The number of clusters of Covid-19 in residential facilities remains our area of greatest concern. We are continuing with the significant measures already in place to protect both the residents and staff. These measures include 18 response teams across the country, led by senior nursing support and infection prevention and control in public health input into preventing and managing clusters. We are prioritising the testing of staff and residents as I have outlined.
The regulator, HIQA, has published and is now assessing a new quality assurance regulatory framework for long-term residential healthcare settings so that we have ongoing oversight, not anecdote, into the response of each of these facilities - public, private and voluntary.

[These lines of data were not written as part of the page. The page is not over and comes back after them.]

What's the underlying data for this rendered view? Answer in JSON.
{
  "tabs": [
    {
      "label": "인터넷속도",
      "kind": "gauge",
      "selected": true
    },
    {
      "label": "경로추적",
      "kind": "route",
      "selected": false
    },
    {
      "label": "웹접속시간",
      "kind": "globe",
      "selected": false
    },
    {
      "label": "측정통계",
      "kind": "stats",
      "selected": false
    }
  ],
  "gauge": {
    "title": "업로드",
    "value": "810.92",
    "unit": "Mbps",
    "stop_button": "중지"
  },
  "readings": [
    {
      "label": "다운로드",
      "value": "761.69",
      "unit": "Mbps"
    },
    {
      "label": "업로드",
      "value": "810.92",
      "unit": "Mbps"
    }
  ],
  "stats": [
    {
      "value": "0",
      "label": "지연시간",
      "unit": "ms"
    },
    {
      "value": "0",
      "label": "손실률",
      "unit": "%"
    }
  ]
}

We are currently looking, as the House will be aware, at the public health measures that are in place until 5 May. Our primary focus in that analysis will be to ensure that any access taken will not endanger the progress that we have made in suppressing this disease. Extreme vigilance will be needed so that we do not put our country at risk from future waves of this disease. Our society has already paid a significant price for the ground we have gained against this disease. As we move into the future, we must not lose that ground. The National Public Health Emergency Team is taking into account the expert advice of the World Health Organization, the European Centre for Disease Control and Prevention, and the European Commission in developing public health criteria to guide our decisions. In order to move forward, we must have the capacity to measure the effects on the disease of any changes we might make and to be able to do so very quickly. We can do this if our actions are underpinned by an efficient sampling, testing and contact-tracing strategy and access to real-time epidemiological and clinical data. At every stage, we must watch the transmission of this disease. We must be confident that we have sufficient capacity. We are also fortunate that as some countries are at a more advanced stage of this pandemic, we can monitor that also. The truth is that we cannot act unless we see that the disease remains suppressed and achieving that, as I have said, is in the hands of each and every one of us. If we continue to make good progress we can begin to restart our economy and, most important, our society, and we can look forward to a time where there are no new cases and no new tragic deaths. We will have a roadmap for the next phase but we must continue to unite around a common purpose to stay safe and to protect each other.